Oran's experience as a senior scientist for reactive flow physics at the U.S. Naval Research Laboratory and as a leader at a smaller-scale detonation facility in Pennsylvania makes her a suitable choice to lead the project in Texas.
We'll make Texas oil, gas and chemical industries, and the entire world safer from accidental explosions," said Texas A&M Chancellor John Sharp.
The DRTF will be located near two other testing ranges created for the George H.W. Bush Combat Development Center (BCDC) that tests lasers, materials traveling at hypersonic speed, and high-tech combat vehicles.
Texas A&M said the possibilities are endless when it comes to the potential of the DRTF to help the world. They range from preventing horrific mining to predicting the path of wildfires to expanding knowledge of supernovas.
According to Oran, the goal of the DRTF is to "get us to the next level of discovery and information" and 'to solve complex global problems."
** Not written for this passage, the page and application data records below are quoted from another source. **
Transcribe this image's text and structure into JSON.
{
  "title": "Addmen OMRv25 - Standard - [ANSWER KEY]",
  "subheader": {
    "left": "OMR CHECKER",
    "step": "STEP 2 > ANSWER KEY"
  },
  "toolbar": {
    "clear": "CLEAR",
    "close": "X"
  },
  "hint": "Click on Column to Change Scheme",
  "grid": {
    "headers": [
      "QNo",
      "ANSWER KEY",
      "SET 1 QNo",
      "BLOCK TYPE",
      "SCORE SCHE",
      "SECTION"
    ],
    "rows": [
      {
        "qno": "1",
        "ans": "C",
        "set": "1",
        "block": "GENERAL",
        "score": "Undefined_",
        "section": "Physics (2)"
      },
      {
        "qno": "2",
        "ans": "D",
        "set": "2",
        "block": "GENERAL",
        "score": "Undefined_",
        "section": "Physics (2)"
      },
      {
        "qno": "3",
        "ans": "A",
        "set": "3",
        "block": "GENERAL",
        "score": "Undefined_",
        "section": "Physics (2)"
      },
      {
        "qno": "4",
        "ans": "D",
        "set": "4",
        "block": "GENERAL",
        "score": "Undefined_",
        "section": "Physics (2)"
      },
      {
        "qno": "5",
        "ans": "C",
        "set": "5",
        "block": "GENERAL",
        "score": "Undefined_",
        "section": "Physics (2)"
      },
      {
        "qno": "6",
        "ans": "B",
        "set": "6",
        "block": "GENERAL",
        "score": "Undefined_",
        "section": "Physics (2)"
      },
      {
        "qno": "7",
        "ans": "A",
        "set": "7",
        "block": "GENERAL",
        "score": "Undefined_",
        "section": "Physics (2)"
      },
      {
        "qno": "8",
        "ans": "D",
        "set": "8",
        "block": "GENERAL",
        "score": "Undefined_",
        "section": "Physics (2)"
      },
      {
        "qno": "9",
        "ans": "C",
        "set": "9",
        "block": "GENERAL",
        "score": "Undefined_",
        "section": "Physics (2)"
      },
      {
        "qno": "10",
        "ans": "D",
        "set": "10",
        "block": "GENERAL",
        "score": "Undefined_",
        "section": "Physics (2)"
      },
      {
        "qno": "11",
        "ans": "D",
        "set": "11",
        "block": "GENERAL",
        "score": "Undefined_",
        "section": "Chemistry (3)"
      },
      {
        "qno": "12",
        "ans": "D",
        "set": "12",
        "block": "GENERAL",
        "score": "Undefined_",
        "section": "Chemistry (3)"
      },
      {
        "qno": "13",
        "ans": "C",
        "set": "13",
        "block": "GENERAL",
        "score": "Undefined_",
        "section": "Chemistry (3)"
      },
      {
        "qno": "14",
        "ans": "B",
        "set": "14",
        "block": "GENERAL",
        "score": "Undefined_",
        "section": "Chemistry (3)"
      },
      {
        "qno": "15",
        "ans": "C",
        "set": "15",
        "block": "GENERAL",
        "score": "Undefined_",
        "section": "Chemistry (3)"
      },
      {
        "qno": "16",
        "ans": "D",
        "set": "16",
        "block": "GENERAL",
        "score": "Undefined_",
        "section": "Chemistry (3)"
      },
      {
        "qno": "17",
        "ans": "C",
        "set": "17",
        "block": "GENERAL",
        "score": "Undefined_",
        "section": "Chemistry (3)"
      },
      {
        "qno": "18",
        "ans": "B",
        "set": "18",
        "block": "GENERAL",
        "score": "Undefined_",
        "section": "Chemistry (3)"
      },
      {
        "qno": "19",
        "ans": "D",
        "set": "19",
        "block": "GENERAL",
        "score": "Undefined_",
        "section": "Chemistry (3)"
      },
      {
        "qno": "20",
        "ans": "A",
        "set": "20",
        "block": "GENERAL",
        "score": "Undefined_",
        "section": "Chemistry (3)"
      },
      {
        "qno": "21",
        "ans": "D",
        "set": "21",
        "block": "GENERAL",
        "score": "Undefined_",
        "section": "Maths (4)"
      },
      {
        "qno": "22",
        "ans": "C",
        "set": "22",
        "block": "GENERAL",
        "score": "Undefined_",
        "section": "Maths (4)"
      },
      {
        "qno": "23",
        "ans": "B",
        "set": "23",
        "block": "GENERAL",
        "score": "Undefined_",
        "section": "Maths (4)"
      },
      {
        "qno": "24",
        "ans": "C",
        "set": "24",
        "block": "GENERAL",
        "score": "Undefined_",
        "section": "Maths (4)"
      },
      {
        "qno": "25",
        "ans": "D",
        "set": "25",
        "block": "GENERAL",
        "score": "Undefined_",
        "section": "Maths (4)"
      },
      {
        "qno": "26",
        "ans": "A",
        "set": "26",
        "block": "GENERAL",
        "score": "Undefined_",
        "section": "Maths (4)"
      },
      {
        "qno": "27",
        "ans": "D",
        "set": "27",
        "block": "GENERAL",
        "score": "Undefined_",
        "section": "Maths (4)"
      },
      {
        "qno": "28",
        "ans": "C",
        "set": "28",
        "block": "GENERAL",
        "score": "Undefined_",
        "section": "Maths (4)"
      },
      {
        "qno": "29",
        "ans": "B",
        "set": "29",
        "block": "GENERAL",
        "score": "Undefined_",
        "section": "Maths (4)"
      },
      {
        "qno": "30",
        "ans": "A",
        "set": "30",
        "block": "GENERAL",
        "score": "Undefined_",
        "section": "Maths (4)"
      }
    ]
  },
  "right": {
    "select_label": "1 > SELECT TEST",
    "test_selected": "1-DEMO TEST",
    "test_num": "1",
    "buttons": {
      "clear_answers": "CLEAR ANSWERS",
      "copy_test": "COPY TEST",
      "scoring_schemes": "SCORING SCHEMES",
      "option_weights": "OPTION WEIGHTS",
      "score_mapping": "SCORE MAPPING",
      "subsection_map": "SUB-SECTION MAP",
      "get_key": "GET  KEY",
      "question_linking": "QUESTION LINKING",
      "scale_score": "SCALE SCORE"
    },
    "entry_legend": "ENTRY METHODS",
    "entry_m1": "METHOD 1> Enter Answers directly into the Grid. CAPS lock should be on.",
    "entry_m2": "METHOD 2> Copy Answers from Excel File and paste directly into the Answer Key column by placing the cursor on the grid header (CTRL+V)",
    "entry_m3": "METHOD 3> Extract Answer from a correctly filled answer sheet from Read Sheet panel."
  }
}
Funding for the facility is split 50/50 by grants from the Governor's University Research Initiative, which Gov. Greg Abbott began in 2015, and the Chancellor's Research Initiative, which Chancellor John Sharp began in 2013.